In some areas, participants would dress as women. In Warwickshire the plough boys and farm girls would race to the nearest furrow and back; the losers lost their share of plum pudding.

Plough Monday was all but forgotten by the beginning of the 19th century, but in the late 20th century it began to receive more interest as old customs were revived. It is celebrated in several places today.

Wednesday, 21 December 2016


The Wassail is an ancient celebratory custom. The term comes from the Anglo-Saxon for 'good cheer' and refers to a midwinter custom intended to welcome in the new year. It often coincided with St Thomas's Day, 21st December, where the poor would go house to house a-Thomasing or a-gooding: collecting money, clothing or food.
Rather like modern carol singing, wassailers would go from house to house, often the largest ones, singing traditional songs on return for a liberal supply of beer, cider or pennies. This was collected in a bowl, kept by the King of the Wassailers.  In some cases the bowl was used for this purpose for a hundred years or more.

A Warwickshire wassailing song was:

Wassail, wassail, all over the town,
Our bread it is white and our ale it is brown,
Our bowl it is made of a map-a-lin tree,
And with our wassailing bowl we drink unto thee. 

Apple  trees are also commonly wassailed in winter to ensure good health the coming year.
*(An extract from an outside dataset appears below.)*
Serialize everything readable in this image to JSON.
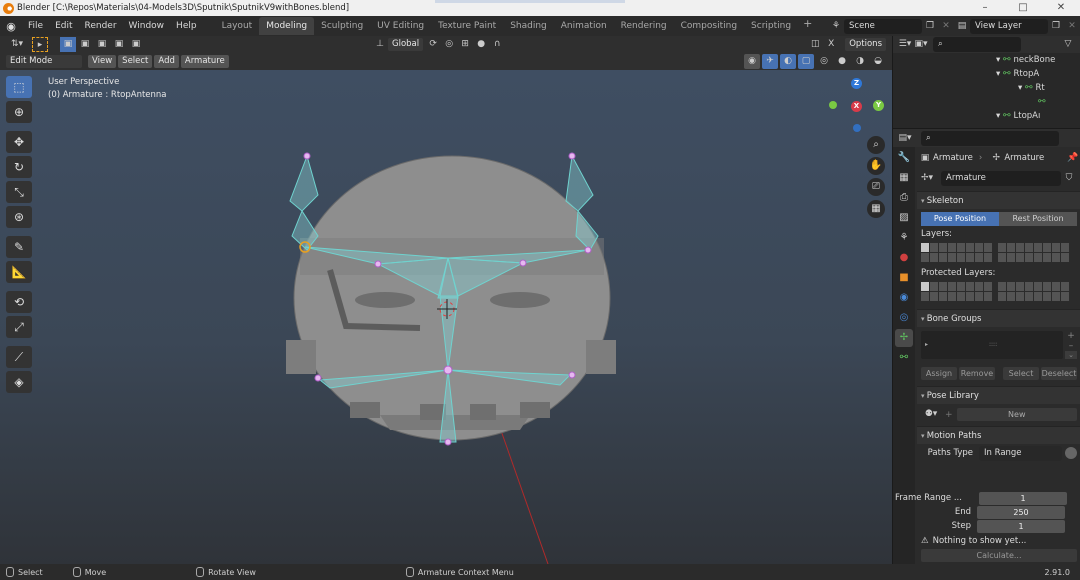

In some areas it took place on Christmas Eve, others on Twelfth Night (6th January,) or 17th January, which corresponds to Twelfth Night before the calendar alteration in 1752, a fact which reveals the age of the custom.
This wassailing involved pouring cider into the roots (and drinking liberal quantities at the same time) and often placing cider-soaked toast in the branches while singing songs which varied according to area.

As the pagan customs died out, the wassail tradition was transferred to the Christmas season, and is likely the origin of carol singing which is still going strong today.

Wednesday, 14 December 2016

The Oak Moon

The full moon of December is often called the Oak Moon.

 December is the end of the year, when thoughts turn forwards and also back. We automatically consider the New Year as a time for a fresh start.
The oak is symbolic of this. The Celtic words for oak, duir or derw, have the same root as 'door'. And the oak was considered a gateway between lives, worlds, and spiritual stages of life. This is why the tree was sacred to the Druids - 'Druid' itself deriving from the same root.

 The Oak King ruled over the dying year, superseded by the Holly King of the new year. The oak is the last of the deciduous trees to lose its leaves in winter - they hang on well into December - giving another connection to the dying year. The holly is of course evergreen, and symbolises the continuing thread of life throughout the months of death.

 And so life goes on, through the doorway into the new year.